WORK TO BE COMPLETED — Track down every line below that holds "this" and copy it.

RECORD SET —
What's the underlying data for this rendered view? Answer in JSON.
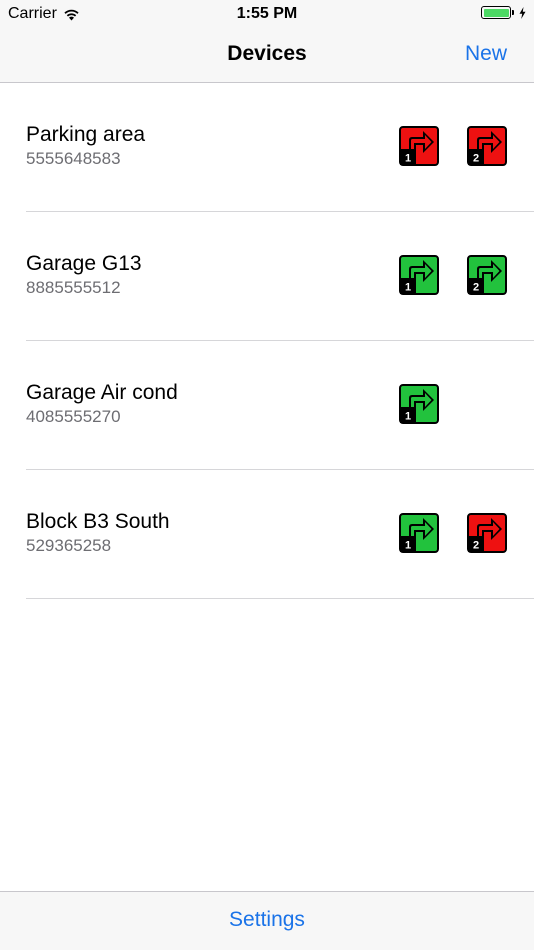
{
  "status_bar": {
    "carrier": "Carrier",
    "time": "1:55 PM"
  },
  "nav": {
    "title": "Devices",
    "new_label": "New"
  },
  "colors": {
    "relay_on": "#22c23d",
    "relay_off": "#ee1111",
    "tint": "#1a73e8"
  },
  "devices": [
    {
      "name": "Parking area",
      "phone": "5555648583",
      "relays": [
        {
          "number": "1",
          "state": "off",
          "icon": "relay-arrow-icon"
        },
        {
          "number": "2",
          "state": "off",
          "icon": "relay-arrow-icon"
        }
      ]
    },
    {
      "name": "Garage G13",
      "phone": "8885555512",
      "relays": [
        {
          "number": "1",
          "state": "on",
          "icon": "relay-arrow-icon"
        },
        {
          "number": "2",
          "state": "on",
          "icon": "relay-arrow-icon"
        }
      ]
    },
    {
      "name": "Garage Air cond",
      "phone": "4085555270",
      "relays": [
        {
          "number": "1",
          "state": "on",
          "icon": "relay-arrow-icon"
        }
      ]
    },
    {
      "name": "Block B3 South",
      "phone": "529365258",
      "relays": [
        {
          "number": "1",
          "state": "on",
          "icon": "relay-arrow-icon"
        },
        {
          "number": "2",
          "state": "off",
          "icon": "relay-arrow-icon"
        }
      ]
    }
  ],
  "tab_bar": {
    "settings_label": "Settings"
  }
}
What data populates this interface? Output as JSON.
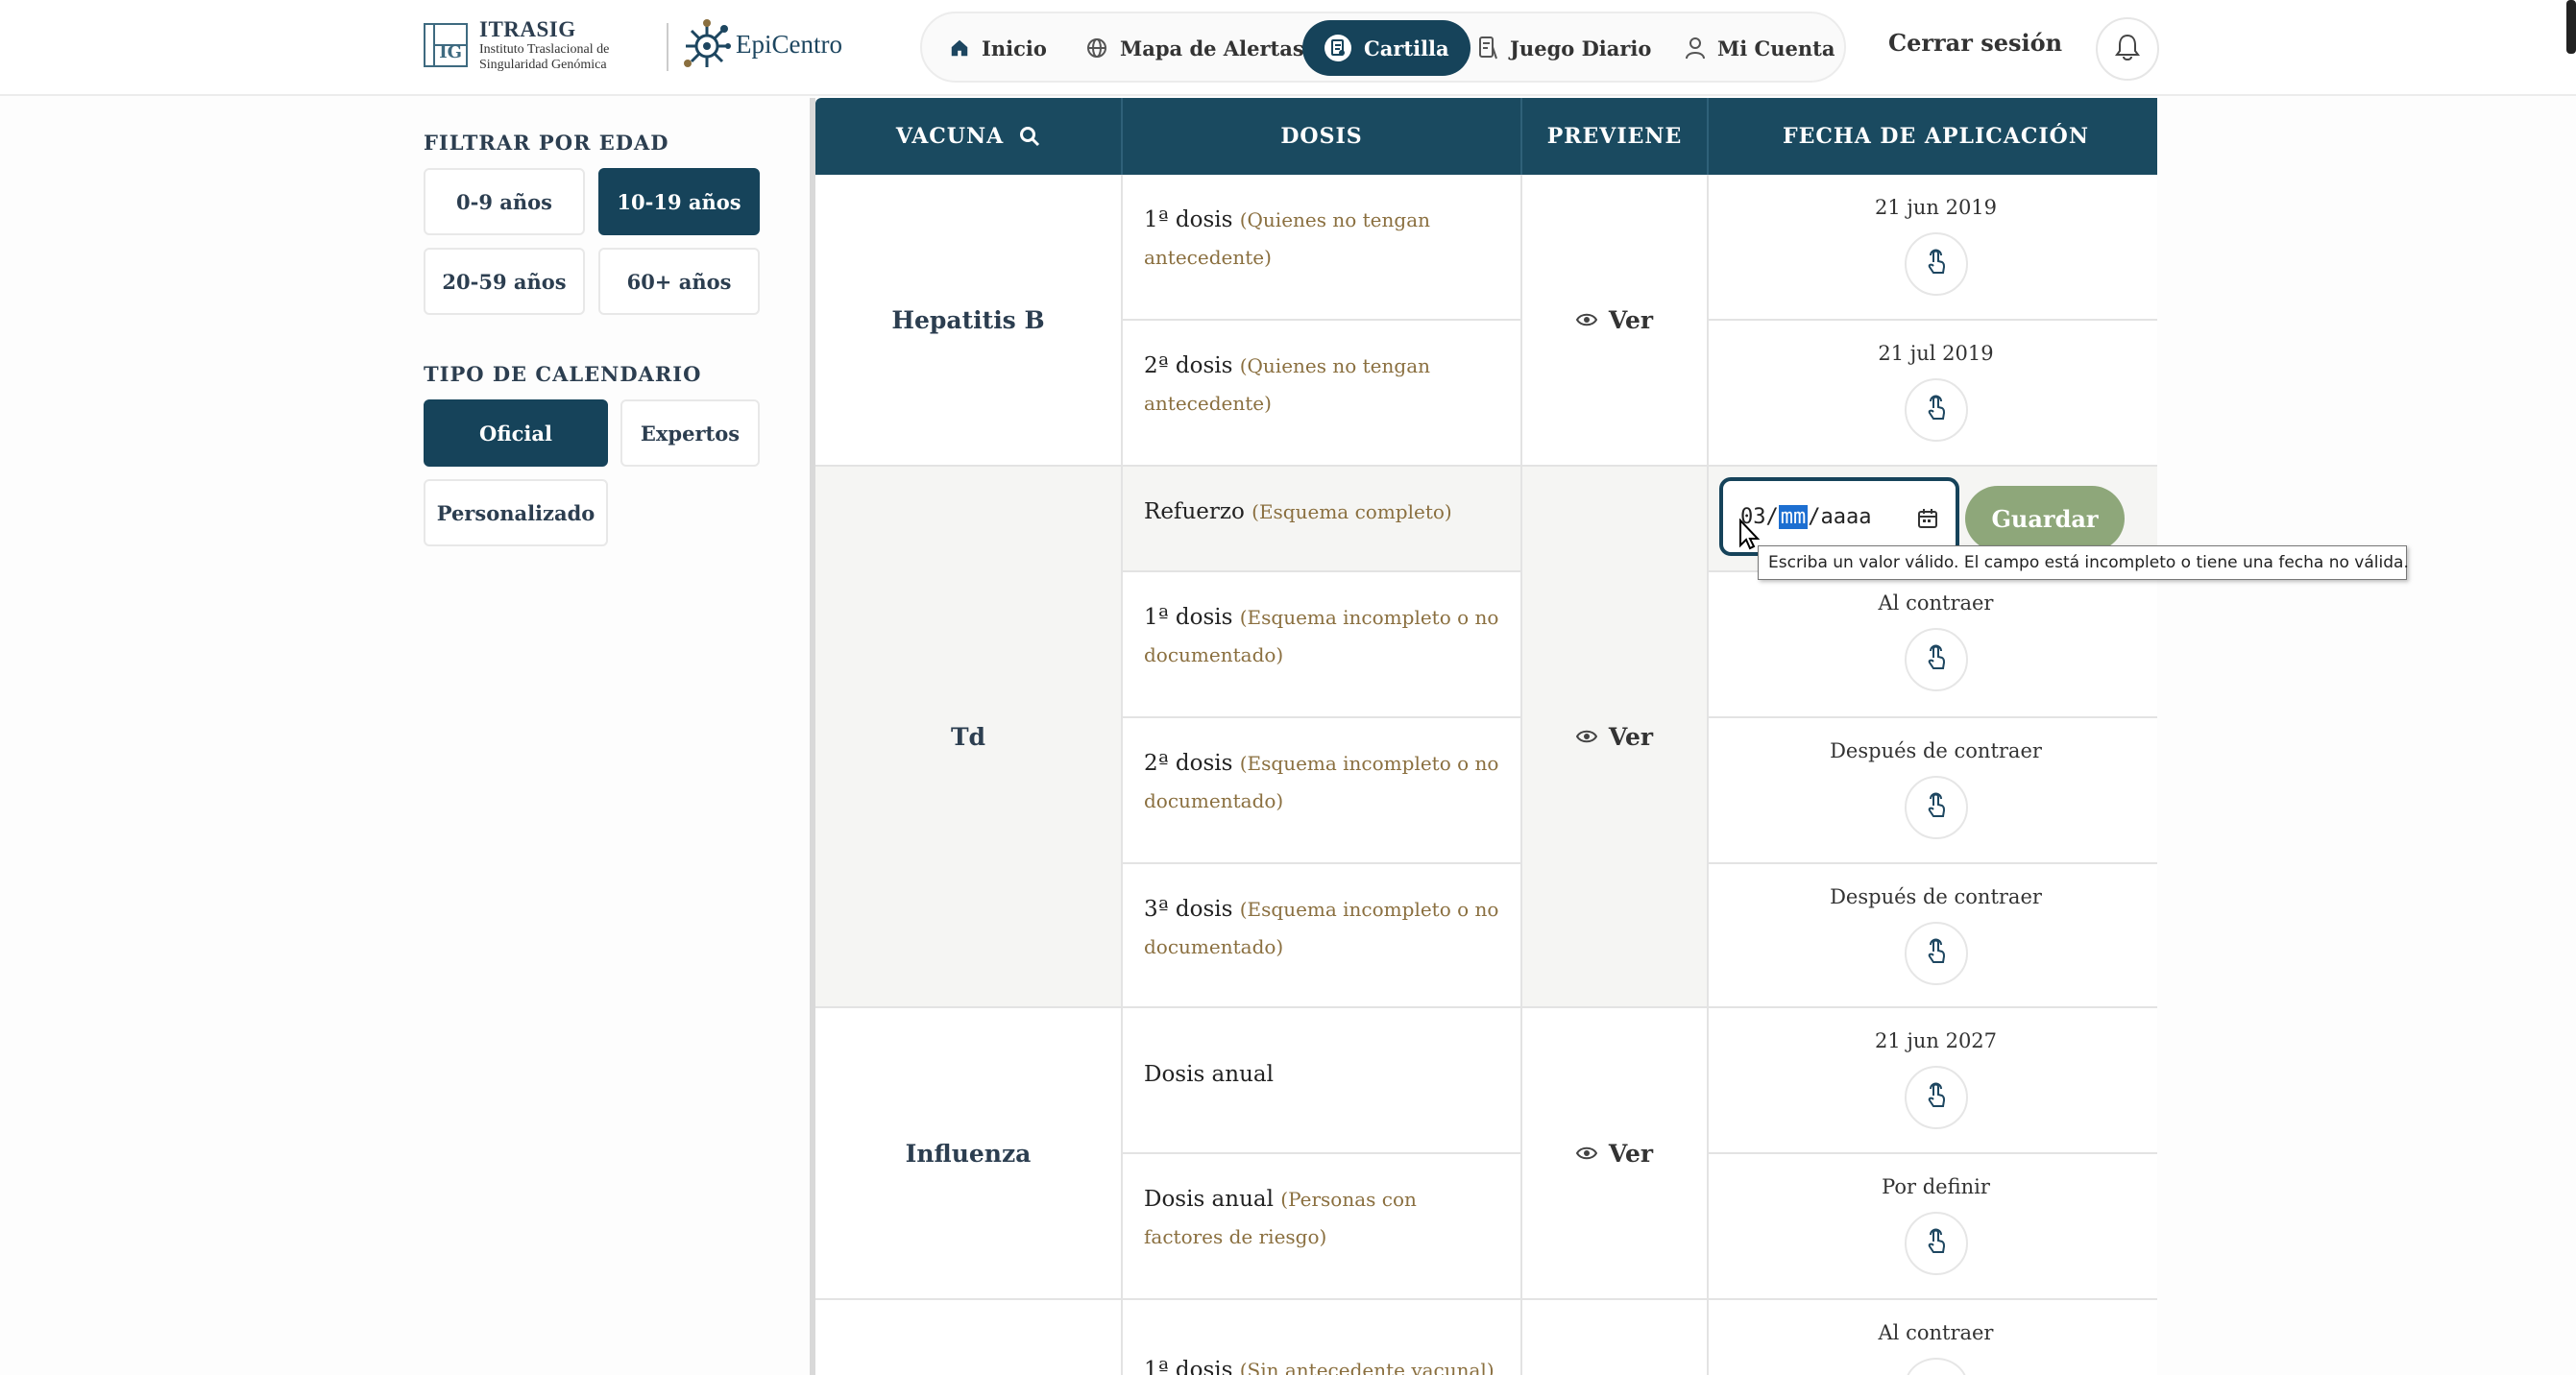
{
  "header": {
    "logo_title": "ITRASIG",
    "logo_subtitle_1": "Instituto Traslacional de",
    "logo_subtitle_2": "Singularidad Genómica",
    "logo_mark": "IG",
    "epi_name": "EpiCentro",
    "nav": [
      {
        "label": "Inicio",
        "icon": "home-icon"
      },
      {
        "label": "Mapa de Alertas",
        "icon": "globe-icon"
      },
      {
        "label": "Cartilla",
        "icon": "document-icon",
        "active": true
      },
      {
        "label": "Juego Diario",
        "icon": "game-icon"
      },
      {
        "label": "Mi Cuenta",
        "icon": "user-icon"
      }
    ],
    "logout": "Cerrar sesión"
  },
  "sidebar": {
    "age_title": "FILTRAR POR EDAD",
    "ages": [
      "0-9 años",
      "10-19 años",
      "20-59 años",
      "60+ años"
    ],
    "active_age": "10-19 años",
    "calendar_title": "TIPO DE CALENDARIO",
    "calendars": [
      "Oficial",
      "Expertos",
      "Personalizado"
    ],
    "active_calendar": "Oficial"
  },
  "table": {
    "headers": [
      "VACUNA",
      "DOSIS",
      "PREVIENE",
      "FECHA DE APLICACIÓN"
    ],
    "see_label": "Ver",
    "vaccines": [
      {
        "name": "Hepatitis B",
        "doses": [
          {
            "dose": "1ª dosis",
            "note": "(Quienes no tengan antecedente)",
            "date": "21 jun 2019"
          },
          {
            "dose": "2ª dosis",
            "note": "(Quienes no tengan antecedente)",
            "date": "21 jul 2019"
          }
        ]
      },
      {
        "name": "Td",
        "doses": [
          {
            "dose": "Refuerzo",
            "note": "(Esquema completo)",
            "date": ""
          },
          {
            "dose": "1ª dosis",
            "note": "(Esquema incompleto o no documentado)",
            "date": "Al contraer"
          },
          {
            "dose": "2ª dosis",
            "note": "(Esquema incompleto o no documentado)",
            "date": "Después de contraer"
          },
          {
            "dose": "3ª dosis",
            "note": "(Esquema incompleto o no documentado)",
            "date": "Después de contraer"
          }
        ]
      },
      {
        "name": "Influenza",
        "doses": [
          {
            "dose": "Dosis anual",
            "note": "",
            "date": "21 jun 2027"
          },
          {
            "dose": "Dosis anual",
            "note": "(Personas con factores de riesgo)",
            "date": "Por definir"
          }
        ]
      },
      {
        "name": "",
        "doses": [
          {
            "dose": "1ª dosis",
            "note": "(Sin antecedente vacunal)",
            "date": "Al contraer"
          }
        ]
      }
    ]
  },
  "date_input": {
    "day": "03",
    "month": "mm",
    "year": "aaaa",
    "save_label": "Guardar",
    "tooltip": "Escriba un valor válido. El campo está incompleto o tiene una fecha no válida."
  }
}
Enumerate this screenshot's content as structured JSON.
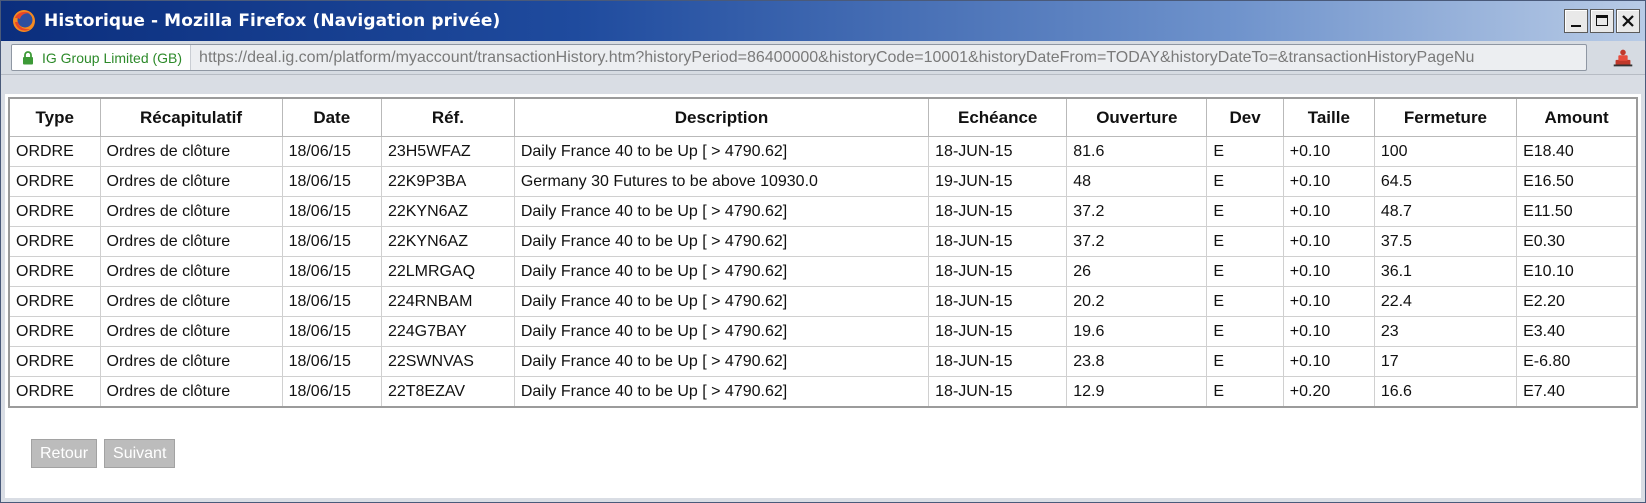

FINISHED EXERCISE —
What's the underlying data for this rendered view? Answer in JSON.
What data populates this interface? Output as JSON.
Enumerate this screenshot's content as structured JSON.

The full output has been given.